De Waal warned the fighting could draw in actors who provide funding, weapons "and possibly their own troops or proxies".
Libya, the Central African Republic, Chad, Ethiopia and Eritrea are likely to play some political or even military roles in the conflict, he added.
He noted that it would be the same actors who would later be involved in mediation efforts to resolve the conflict.
"Sudan's instability is a concern for the entire world, but particularly for neighbouring countries," said Emirati political scientist Abdulkhaleq Abdulla, noting its strategic position on the Red Sea.
"Everyone will pay a price" of a lasting conflict in Sudan, he said.
Since tensions erupted, mediators from the United Nations, the African Union, regional IGAD bloc, and Western and Gulf capitals have been attempting to bring Burhan and Daglo to the negotiating table.
So far, efforts have been in vain.
Some experts said years of diplomacy with the two generals since the overthrow of long-time autocrat Omar al-Bashir in 2019 emboldened them.

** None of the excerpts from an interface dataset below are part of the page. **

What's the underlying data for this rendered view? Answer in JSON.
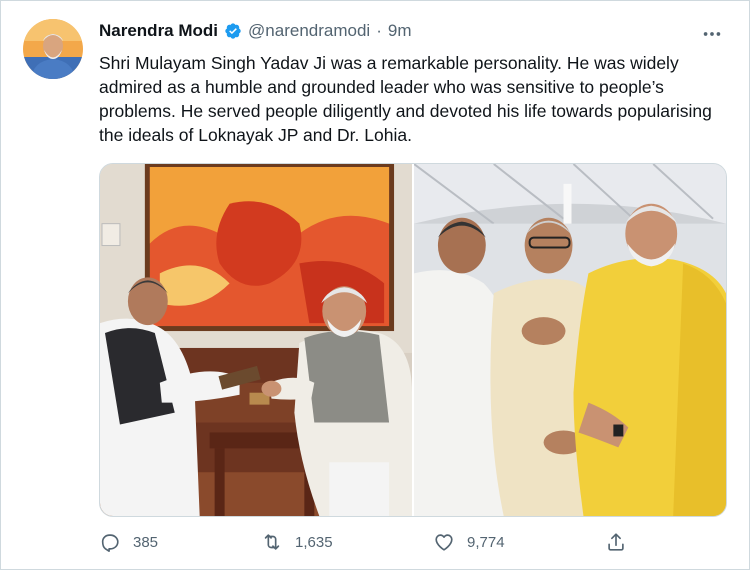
{
  "tweet": {
    "author_name": "Narendra Modi",
    "handle": "@narendramodi",
    "separator": "·",
    "time": "9m",
    "text": "Shri Mulayam Singh Yadav Ji was a remarkable personality. He was widely admired as a humble and grounded leader who was sensitive to people’s problems. He served people diligently and devoted his life towards popularising the ideals of Loknayak JP and Dr. Lohia.",
    "verified": true,
    "more_icon": "more-horizontal-icon"
  },
  "media": {
    "count": 2,
    "photos": [
      {
        "subject": "two leaders seated, one holding a book, in front of an orange painting"
      },
      {
        "subject": "three leaders standing and shaking hands under a tent"
      }
    ]
  },
  "actions": {
    "reply_count": "385",
    "retweet_count": "1,635",
    "like_count": "9,774",
    "icons": [
      "reply-icon",
      "retweet-icon",
      "like-icon",
      "share-icon"
    ]
  },
  "colors": {
    "verified": "#1d9bf0",
    "text_primary": "#0f1419",
    "text_secondary": "#536471",
    "border": "#cfd9de"
  }
}
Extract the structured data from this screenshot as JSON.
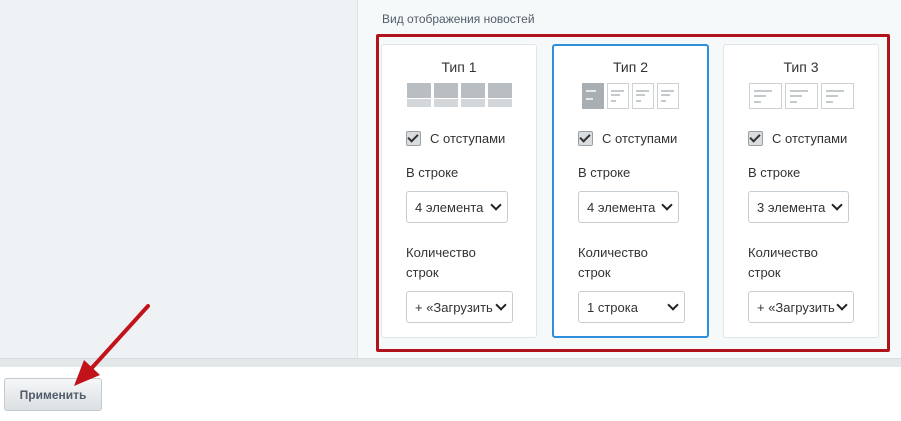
{
  "section": {
    "title": "Вид отображения новостей"
  },
  "cards": [
    {
      "title": "Тип 1",
      "checkbox_label": "С отступами",
      "per_row_label": "В строке",
      "per_row_value": "4 элемента",
      "rows_label_line1": "Количество",
      "rows_label_line2": "строк",
      "rows_value": "+ «Загрузить",
      "selected": false
    },
    {
      "title": "Тип 2",
      "checkbox_label": "С отступами",
      "per_row_label": "В строке",
      "per_row_value": "4 элемента",
      "rows_label_line1": "Количество",
      "rows_label_line2": "строк",
      "rows_value": "1 строка",
      "selected": true
    },
    {
      "title": "Тип 3",
      "checkbox_label": "С отступами",
      "per_row_label": "В строке",
      "per_row_value": "3 элемента",
      "rows_label_line1": "Количество",
      "rows_label_line2": "строк",
      "rows_value": "+ «Загрузить",
      "selected": false
    }
  ],
  "footer": {
    "apply_label": "Применить"
  },
  "colors": {
    "highlight": "#b0141a",
    "selected_border": "#2f8fda",
    "arrow": "#c0141a"
  }
}
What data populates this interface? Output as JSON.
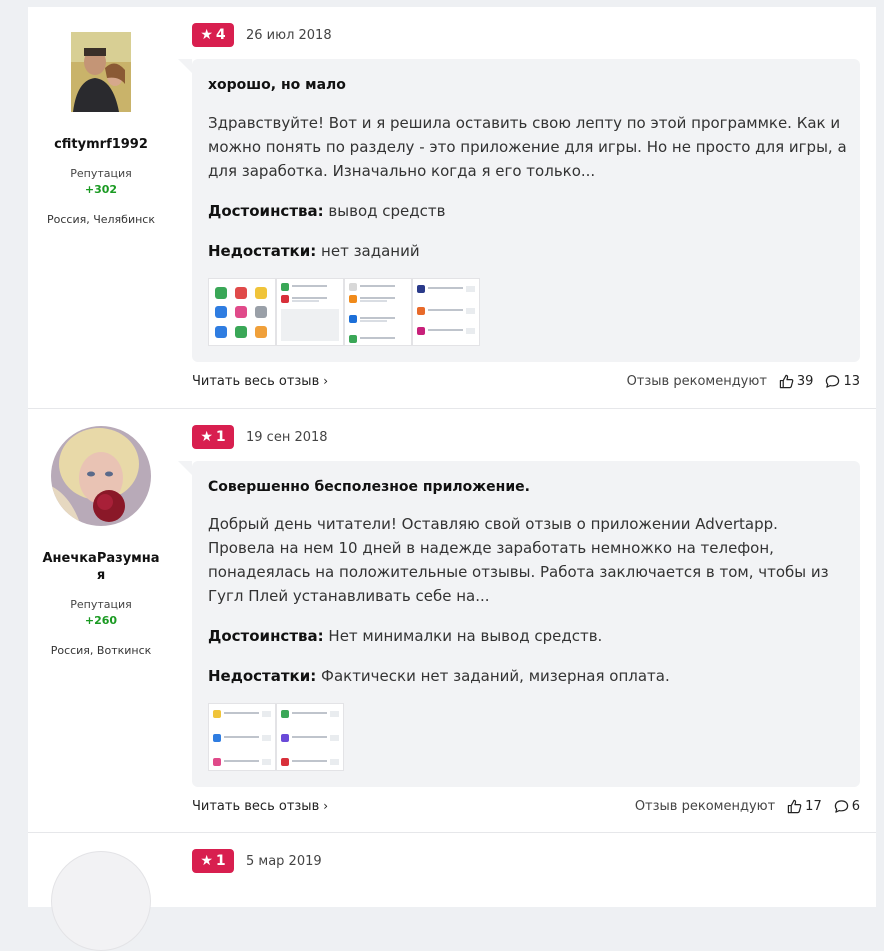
{
  "reviews": [
    {
      "author": "cfitymrf1992",
      "reputation_label": "Репутация",
      "reputation": "+302",
      "location": "Россия, Челябинск",
      "rating": "4",
      "date": "26 июл 2018",
      "title": "хорошо, но мало",
      "text": "Здравствуйте! Вот и я решила оставить свою лепту по этой программке. Как и можно понять по разделу - это приложение для игры. Но не просто для игры, а для заработка. Изначально когда я его только...",
      "pros_label": "Достоинства:",
      "pros": "вывод средств",
      "cons_label": "Недостатки:",
      "cons": "нет заданий",
      "read_more": "Читать весь отзыв",
      "recommend_label": "Отзыв рекомендуют",
      "likes": "39",
      "comments": "13"
    },
    {
      "author": "АнечкаРазумная",
      "reputation_label": "Репутация",
      "reputation": "+260",
      "location": "Россия, Воткинск",
      "rating": "1",
      "date": "19 сен 2018",
      "title": "Совершенно бесполезное приложение.",
      "text": "Добрый день читатели! Оставляю свой отзыв о приложении Advertapp. Провела на нем 10 дней в надежде заработать немножко на телефон, понадеялась на положительные отзывы. Работа заключается в том, чтобы из Гугл Плей устанавливать себе на...",
      "pros_label": "Достоинства:",
      "pros": "Нет минималки на вывод средств.",
      "cons_label": "Недостатки:",
      "cons": "Фактически нет заданий, мизерная оплата.",
      "read_more": "Читать весь отзыв",
      "recommend_label": "Отзыв рекомендуют",
      "likes": "17",
      "comments": "6"
    },
    {
      "rating": "1",
      "date": "5 мар 2019"
    }
  ],
  "colors": {
    "badge": "#d81f4f",
    "reputation": "#1a9a22",
    "bubble": "#f2f3f5"
  }
}
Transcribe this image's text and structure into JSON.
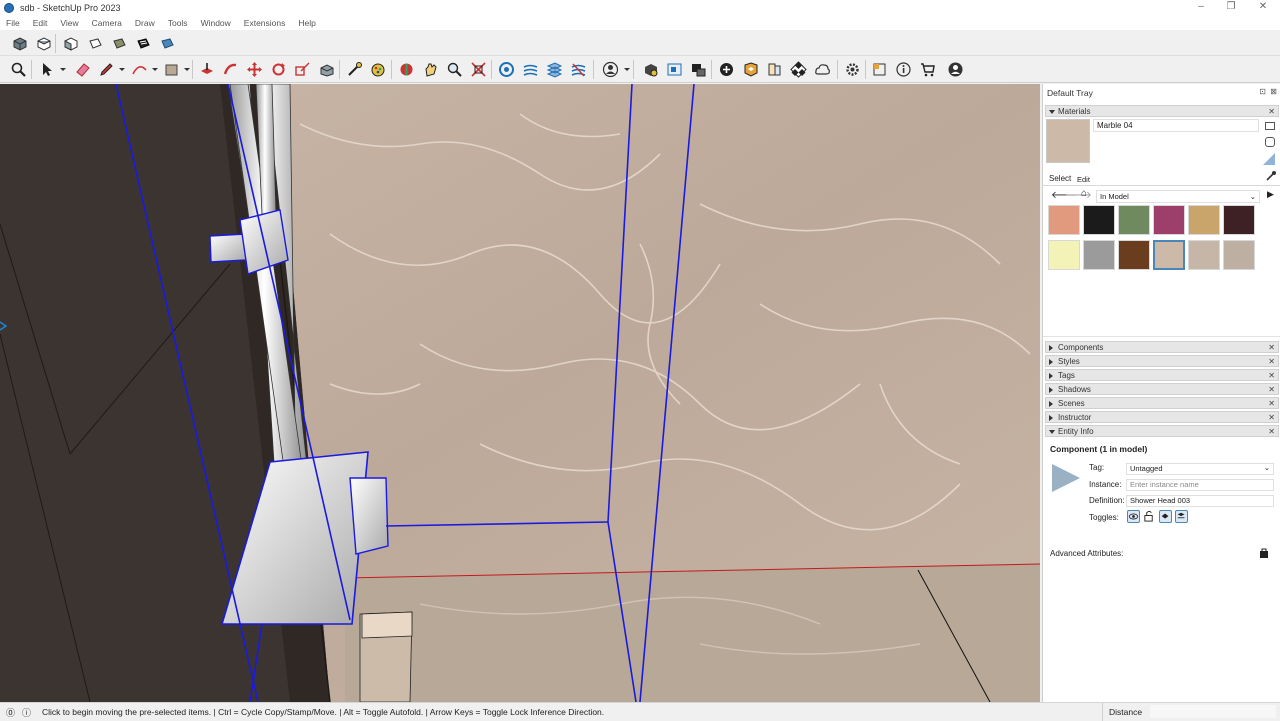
{
  "window": {
    "title": "sdb - SketchUp Pro 2023",
    "controls": [
      "–",
      "❐",
      "✕"
    ]
  },
  "menu": [
    "File",
    "Edit",
    "View",
    "Camera",
    "Draw",
    "Tools",
    "Window",
    "Extensions",
    "Help"
  ],
  "colors": {
    "accent": "#1a1ae0",
    "viewport_wall": "#3b3430",
    "marble": "#c4b3a4"
  },
  "toolbar1": {
    "icons": [
      "iso-view-icon",
      "top-view-icon",
      "front-view-icon",
      "right-view-icon",
      "back-view-icon",
      "left-view-icon",
      "bottom-view-icon"
    ]
  },
  "toolbar2": {
    "icons": [
      "zoom-icon",
      "select-icon",
      "eraser-icon",
      "pencil-icon",
      "arc-icon",
      "rectangle-icon",
      "push-pull-icon",
      "follow-me-icon",
      "move-icon",
      "rotate-icon",
      "scale-icon",
      "offset-icon",
      "tape-measure-icon",
      "paint-bucket-icon",
      "orbit-icon",
      "pan-icon",
      "zoom-tool-icon",
      "zoom-extents-icon",
      "sandbox-icon",
      "section-plane-icon",
      "section-fill-icon",
      "section-display-icon",
      "user-icon",
      "component-icon",
      "layout-icon",
      "solid-tools-icon",
      "add-location-icon",
      "warehouse-icon",
      "extension-icon",
      "cloud-icon",
      "checker-icon",
      "sketchup-cloud-icon",
      "settings-icon",
      "trimble-icon",
      "info-icon",
      "cart-icon",
      "profile-icon"
    ]
  },
  "tray": {
    "title": "Default Tray",
    "materials": {
      "header": "Materials",
      "name": "Marble 04",
      "tabs": [
        "Select",
        "Edit"
      ],
      "library": "In Model",
      "swatches": [
        "#e29a7e",
        "#1b1b1b",
        "#6e8a5e",
        "#9c3f6a",
        "#c9a56c",
        "#3e2124",
        "#f3f3b7",
        "#9b9b9b",
        "#6a3d1e",
        "#cdb9a7",
        "#c6b6a7",
        "#bdb0a3"
      ]
    },
    "panels": [
      "Components",
      "Styles",
      "Tags",
      "Shadows",
      "Scenes",
      "Instructor",
      "Entity Info"
    ],
    "entity_info": {
      "title": "Component (1 in model)",
      "tag_label": "Tag:",
      "tag_value": "Untagged",
      "instance_label": "Instance:",
      "instance_placeholder": "Enter instance name",
      "definition_label": "Definition:",
      "definition_value": "Shower Head 003",
      "toggles_label": "Toggles:",
      "advanced_label": "Advanced Attributes:"
    }
  },
  "status": {
    "message": "Click to begin moving the pre-selected items. | Ctrl = Cycle Copy/Stamp/Move. | Alt = Toggle Autofold. | Arrow Keys = Toggle Lock Inference Direction.",
    "measure_label": "Distance"
  }
}
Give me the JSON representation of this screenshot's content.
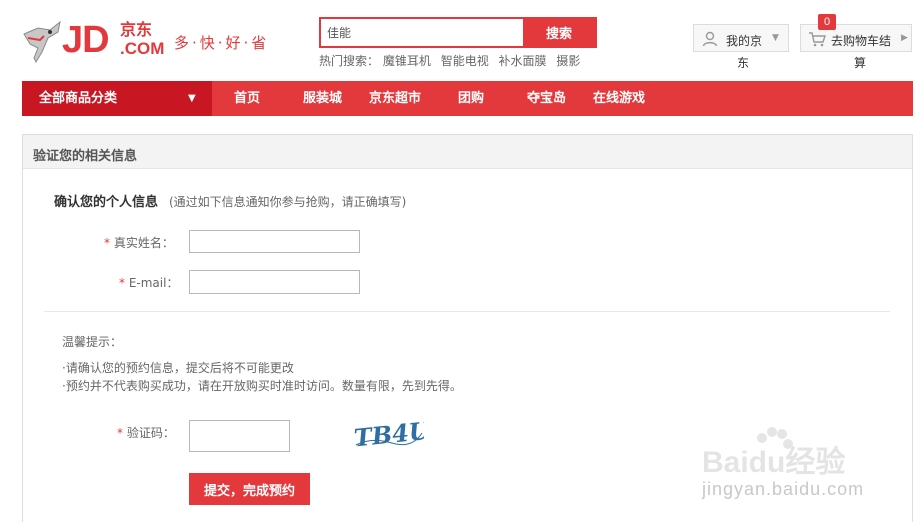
{
  "header": {
    "logo_text": "JD",
    "logo_cn": "京东",
    "logo_com": ".COM",
    "slogan": "多·快·好·省",
    "search": {
      "value": "佳能",
      "button": "搜索"
    },
    "hot_label": "热门搜索：",
    "hot_links": [
      "魔锥耳机",
      "智能电视",
      "补水面膜",
      "摄影"
    ],
    "myjd": {
      "label": "我的京",
      "label_wrap": "东"
    },
    "cart": {
      "count": "0",
      "label": "去购物车结",
      "label_wrap": "算"
    }
  },
  "nav": {
    "all": "全部商品分类",
    "items": [
      "首页",
      "服装城",
      "京东超市",
      "团购",
      "夺宝岛",
      "在线游戏"
    ]
  },
  "panel": {
    "title": "验证您的相关信息",
    "section_title": "确认您的个人信息",
    "section_note": "(通过如下信息通知你参与抢购，请正确填写)",
    "fields": {
      "name_label": "真实姓名：",
      "email_label": "E-mail：",
      "captcha_label": "验证码："
    },
    "required_mark": "*",
    "tips": {
      "title": "温馨提示：",
      "lines": [
        "·请确认您的预约信息，提交后将不可能更改",
        "·预约并不代表购买成功，请在开放购买时准时访问。数量有限，先到先得。"
      ]
    },
    "captcha_text": "TB4U",
    "submit": "提交，完成预约"
  },
  "watermark": {
    "logo": "Baidu经验",
    "url": "jingyan.baidu.com"
  },
  "colors": {
    "brand_red": "#e4393c",
    "nav_dark_red": "#c81623"
  }
}
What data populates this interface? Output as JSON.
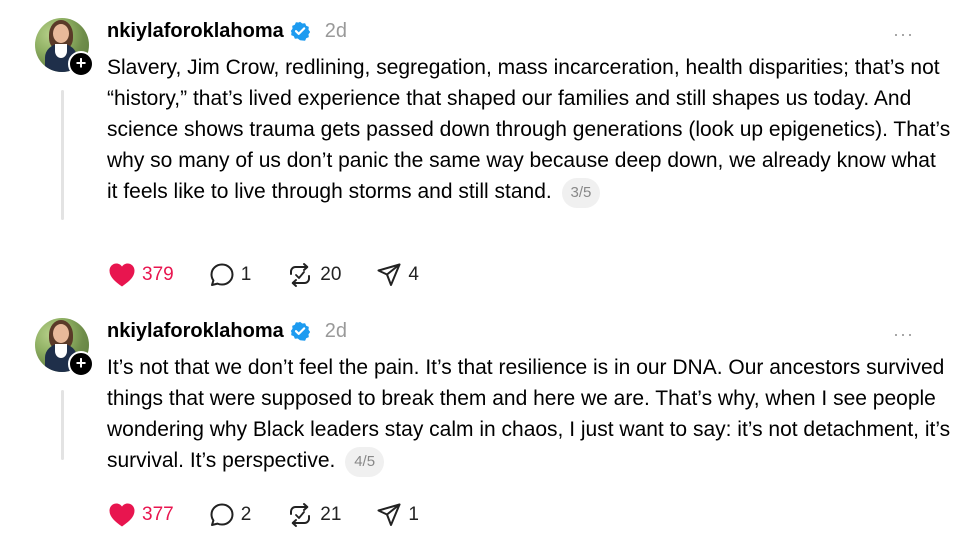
{
  "colors": {
    "like": "#e8154f",
    "verified": "#1d9bf0",
    "muted": "#999999",
    "thread_line": "#e3e3e3"
  },
  "posts": [
    {
      "username": "nkiylaforoklahoma",
      "time": "2d",
      "more": "···",
      "text": "Slavery, Jim Crow, redlining, segregation, mass incarceration, health disparities; that’s not “history,” that’s lived experience that shaped our families and still shapes us today. And science shows trauma gets passed down through generations (look up epigenetics). That’s why so many of us don’t panic the same way because deep down, we already know what it feels like to live through storms and still stand.",
      "pager": "3/5",
      "likes": "379",
      "replies": "1",
      "reposts": "20",
      "shares": "4",
      "icons": [
        "heart-filled-icon",
        "comment-icon",
        "repost-icon",
        "share-icon"
      ]
    },
    {
      "username": "nkiylaforoklahoma",
      "time": "2d",
      "more": "···",
      "text": "It’s not that we don’t feel the pain. It’s that resilience is in our DNA. Our ancestors survived things that were supposed to break them and here we are. That’s why, when I see people wondering why Black leaders stay calm in chaos, I just want to say: it’s not detachment, it’s survival. It’s perspective.",
      "pager": "4/5",
      "likes": "377",
      "replies": "2",
      "reposts": "21",
      "shares": "1",
      "icons": [
        "heart-filled-icon",
        "comment-icon",
        "repost-icon",
        "share-icon"
      ]
    }
  ]
}
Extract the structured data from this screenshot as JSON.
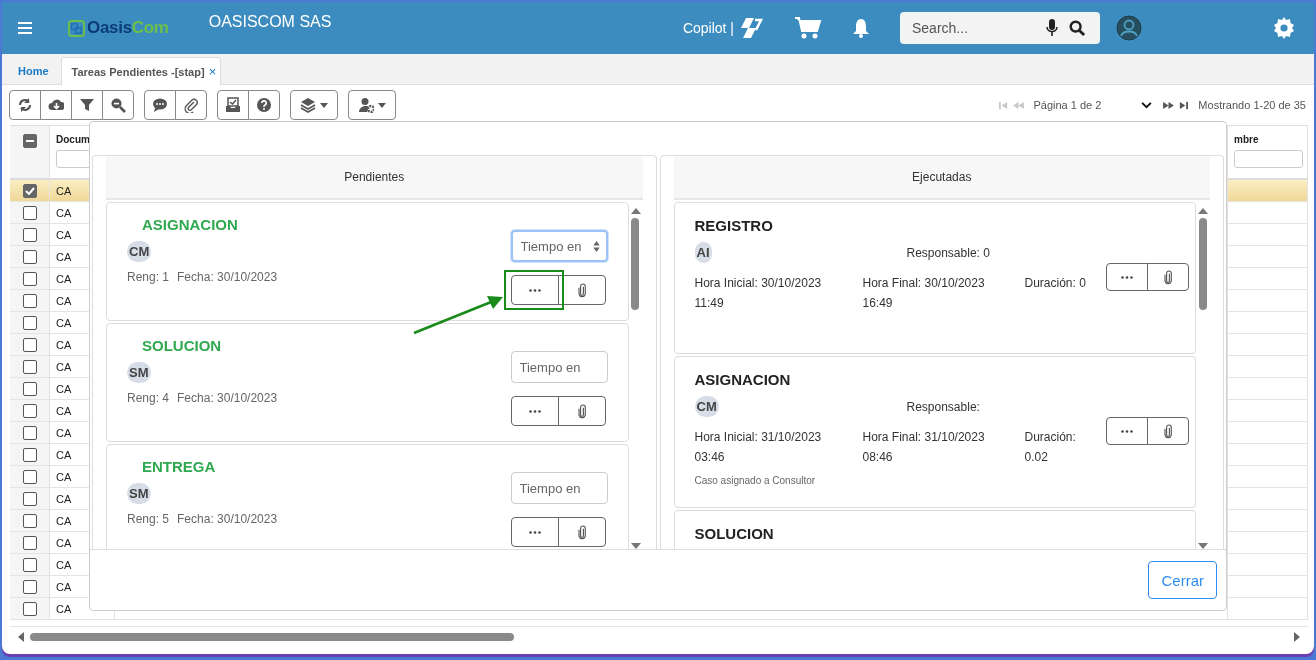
{
  "header": {
    "logo": {
      "part_1": "Oasis",
      "part_2": "Com"
    },
    "company": "OASISCOM SAS",
    "copilot_label": "Copilot |",
    "search": {
      "placeholder": "Search..."
    }
  },
  "tabs": [
    {
      "label": "Home",
      "selected": false
    },
    {
      "label": "Tareas Pendientes -[stap]",
      "selected": true,
      "close_glyph": "×"
    }
  ],
  "pager": {
    "back_disabled": true,
    "page_label": "Página 1 de 2",
    "range_label": "Mostrando 1-20 de 35"
  },
  "grid": {
    "header_checkbox": {
      "indeterminate": true
    },
    "columns": [
      {
        "label": "Docum"
      },
      {
        "label": "mbre"
      }
    ],
    "rows": [
      {
        "checked": true,
        "selected": true,
        "document": "CA"
      },
      {
        "checked": false,
        "selected": false,
        "document": "CA"
      },
      {
        "checked": false,
        "selected": false,
        "document": "CA"
      },
      {
        "checked": false,
        "selected": false,
        "document": "CA"
      },
      {
        "checked": false,
        "selected": false,
        "document": "CA"
      },
      {
        "checked": false,
        "selected": false,
        "document": "CA"
      },
      {
        "checked": false,
        "selected": false,
        "document": "CA"
      },
      {
        "checked": false,
        "selected": false,
        "document": "CA"
      },
      {
        "checked": false,
        "selected": false,
        "document": "CA"
      },
      {
        "checked": false,
        "selected": false,
        "document": "CA"
      },
      {
        "checked": false,
        "selected": false,
        "document": "CA"
      },
      {
        "checked": false,
        "selected": false,
        "document": "CA"
      },
      {
        "checked": false,
        "selected": false,
        "document": "CA"
      },
      {
        "checked": false,
        "selected": false,
        "document": "CA"
      },
      {
        "checked": false,
        "selected": false,
        "document": "CA"
      },
      {
        "checked": false,
        "selected": false,
        "document": "CA"
      },
      {
        "checked": false,
        "selected": false,
        "document": "CA"
      },
      {
        "checked": false,
        "selected": false,
        "document": "CA"
      },
      {
        "checked": false,
        "selected": false,
        "document": "CA"
      },
      {
        "checked": false,
        "selected": false,
        "document": "CA"
      }
    ]
  },
  "modal": {
    "pending": {
      "title": "Pendientes",
      "cards": [
        {
          "title": "ASIGNACION",
          "initials": "CM",
          "reng": "Reng: 1",
          "fecha": "Fecha: 30/10/2023",
          "time_placeholder": "Tiempo en",
          "focused": true
        },
        {
          "title": "SOLUCION",
          "initials": "SM",
          "reng": "Reng: 4",
          "fecha": "Fecha: 30/10/2023",
          "time_placeholder": "Tiempo en",
          "focused": false
        },
        {
          "title": "ENTREGA",
          "initials": "SM",
          "reng": "Reng: 5",
          "fecha": "Fecha: 30/10/2023",
          "time_placeholder": "Tiempo en",
          "focused": false
        }
      ]
    },
    "executed": {
      "title": "Ejecutadas",
      "cards": [
        {
          "title": "REGISTRO",
          "initials": "AI",
          "responsable": "Responsable: 0",
          "start": "Hora Inicial: 30/10/2023 11:49",
          "end": "Hora Final: 30/10/2023 16:49",
          "duration": "Duración: 0"
        },
        {
          "title": "ASIGNACION",
          "initials": "CM",
          "responsable": "Responsable:",
          "start": "Hora Inicial: 31/10/2023 03:46",
          "end": "Hora Final: 31/10/2023 08:46",
          "duration": "Duración: 0.02",
          "note": "Caso asignado a Consultor"
        },
        {
          "title": "SOLUCION"
        }
      ]
    },
    "close_button": "Cerrar"
  }
}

The international community and major powers "are getting nothing" when they now call for a ceasefire, Hudson said.
A rapid military victory seems unlikely, experts agree, with Burhan's army more powerful, but Daglo's RSF excelling in urban guerrilla warfare.
The stage appears set for a lasting conflict.